**WORK INSTRUCTION:**
Search term "поступлении": please show all lines in the listing that contain it.

BEGIN

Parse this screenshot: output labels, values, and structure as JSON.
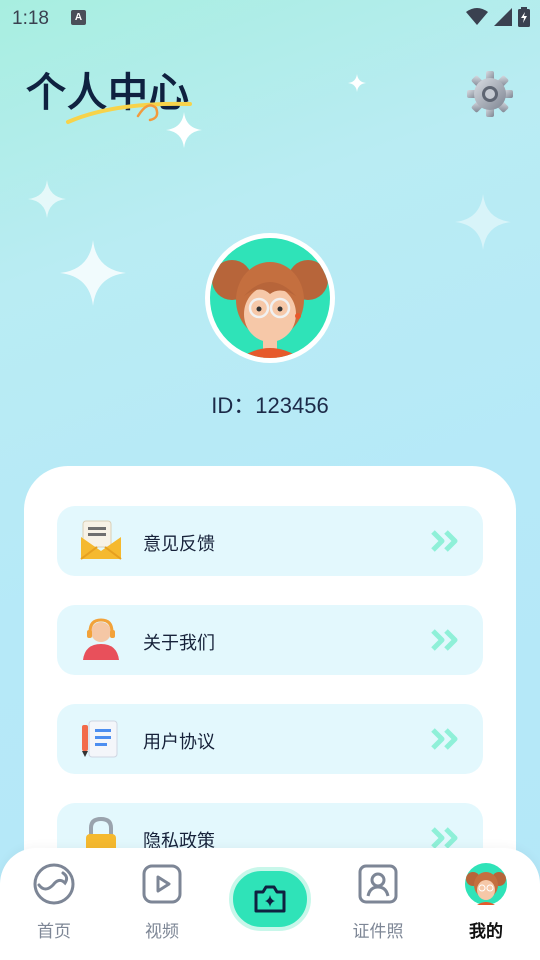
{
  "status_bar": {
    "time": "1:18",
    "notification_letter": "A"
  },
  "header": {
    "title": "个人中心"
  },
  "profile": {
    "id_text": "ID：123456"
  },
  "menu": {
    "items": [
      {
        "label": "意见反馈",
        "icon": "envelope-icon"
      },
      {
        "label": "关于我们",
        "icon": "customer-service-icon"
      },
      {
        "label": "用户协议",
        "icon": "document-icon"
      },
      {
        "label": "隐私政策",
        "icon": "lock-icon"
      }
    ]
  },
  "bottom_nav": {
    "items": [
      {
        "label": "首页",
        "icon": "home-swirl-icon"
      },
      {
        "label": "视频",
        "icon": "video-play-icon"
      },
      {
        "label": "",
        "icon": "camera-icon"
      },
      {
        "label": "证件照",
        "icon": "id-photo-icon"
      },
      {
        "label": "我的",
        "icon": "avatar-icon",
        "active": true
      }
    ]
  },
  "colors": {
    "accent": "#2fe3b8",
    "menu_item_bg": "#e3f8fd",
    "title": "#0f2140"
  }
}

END
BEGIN

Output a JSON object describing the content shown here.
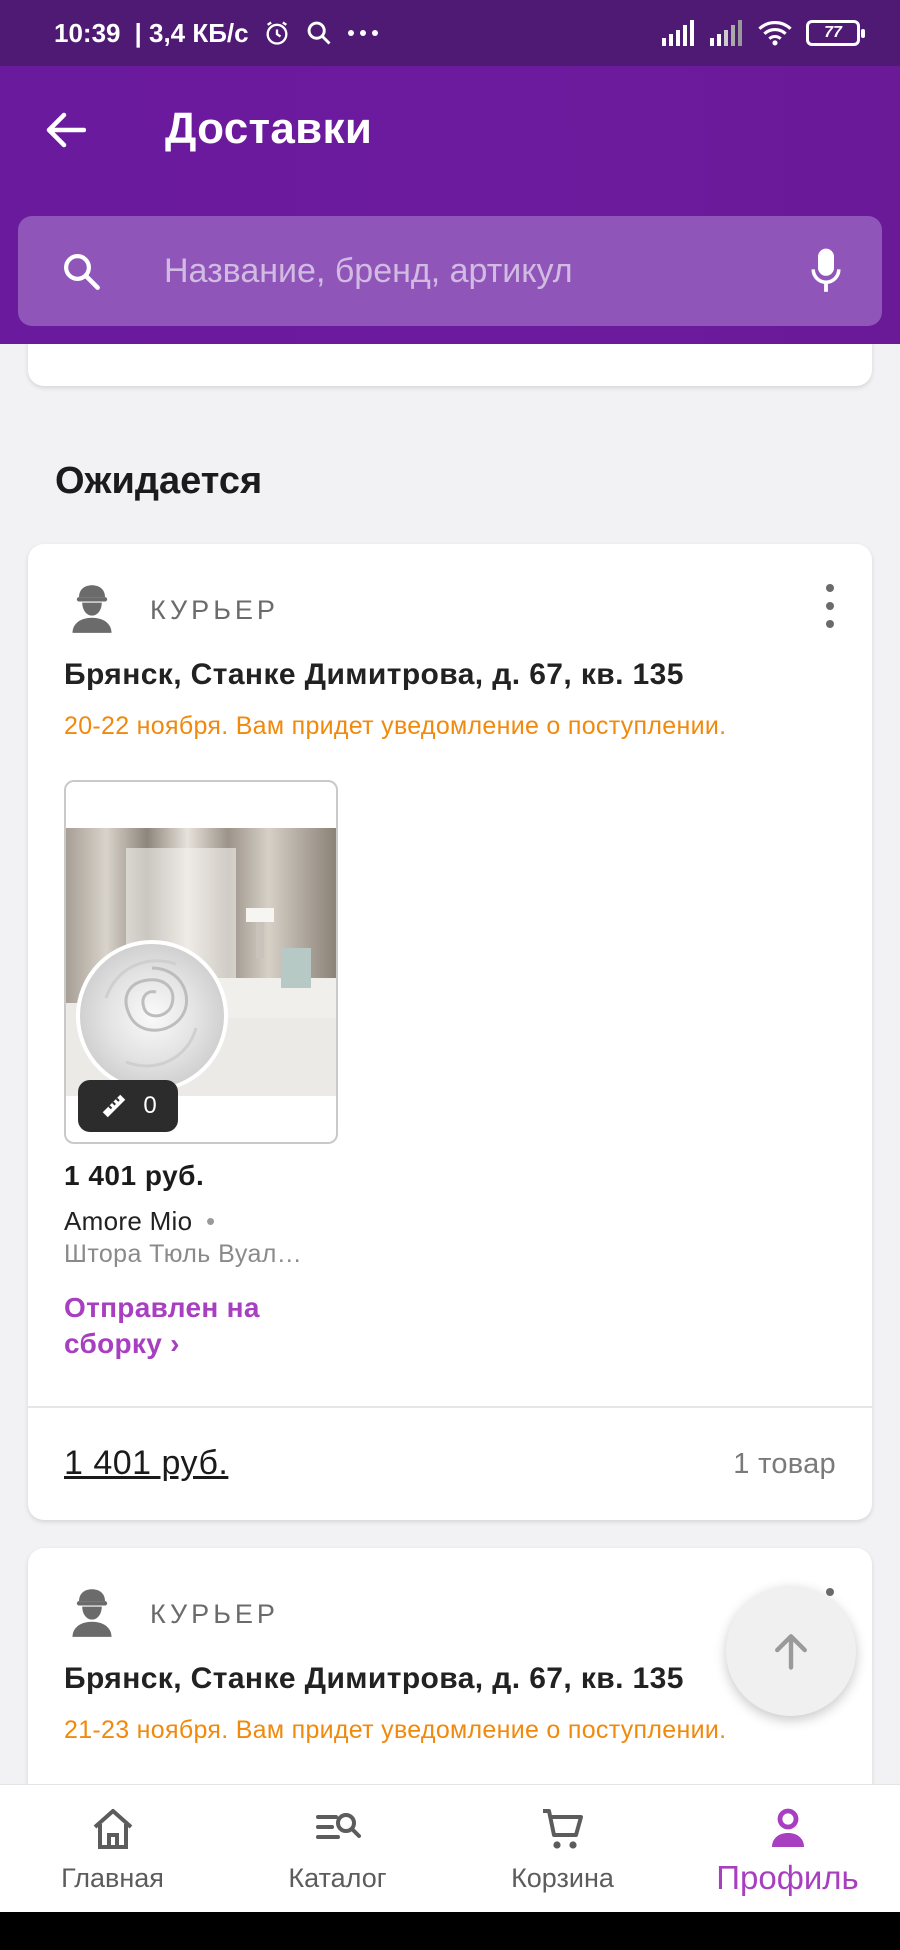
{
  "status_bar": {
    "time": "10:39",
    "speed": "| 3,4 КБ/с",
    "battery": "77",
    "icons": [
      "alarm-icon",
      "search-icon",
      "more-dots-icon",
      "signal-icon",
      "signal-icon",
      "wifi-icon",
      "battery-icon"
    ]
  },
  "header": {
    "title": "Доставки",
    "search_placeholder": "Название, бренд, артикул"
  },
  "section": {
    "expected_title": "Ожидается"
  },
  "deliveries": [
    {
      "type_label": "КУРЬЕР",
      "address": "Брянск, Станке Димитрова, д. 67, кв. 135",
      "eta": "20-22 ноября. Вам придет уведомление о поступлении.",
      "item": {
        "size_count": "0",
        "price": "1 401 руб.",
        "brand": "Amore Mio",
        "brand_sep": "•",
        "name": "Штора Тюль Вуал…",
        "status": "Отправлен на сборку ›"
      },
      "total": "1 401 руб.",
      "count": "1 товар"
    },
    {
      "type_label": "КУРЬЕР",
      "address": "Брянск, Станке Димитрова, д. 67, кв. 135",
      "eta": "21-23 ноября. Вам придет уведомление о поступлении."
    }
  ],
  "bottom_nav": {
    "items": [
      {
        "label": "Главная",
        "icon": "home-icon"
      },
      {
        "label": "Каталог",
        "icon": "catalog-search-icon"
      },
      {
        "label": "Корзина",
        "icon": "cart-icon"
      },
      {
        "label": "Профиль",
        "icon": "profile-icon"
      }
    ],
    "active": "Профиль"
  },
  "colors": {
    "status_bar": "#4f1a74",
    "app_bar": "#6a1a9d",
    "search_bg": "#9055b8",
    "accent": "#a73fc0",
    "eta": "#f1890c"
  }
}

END

**WRITTEN REPLY:**
      "eta": "20-22 ноября. Вам придет уведомление о поступлении.",
      "eta": "21-23 ноября. Вам придет уведомление о поступлении."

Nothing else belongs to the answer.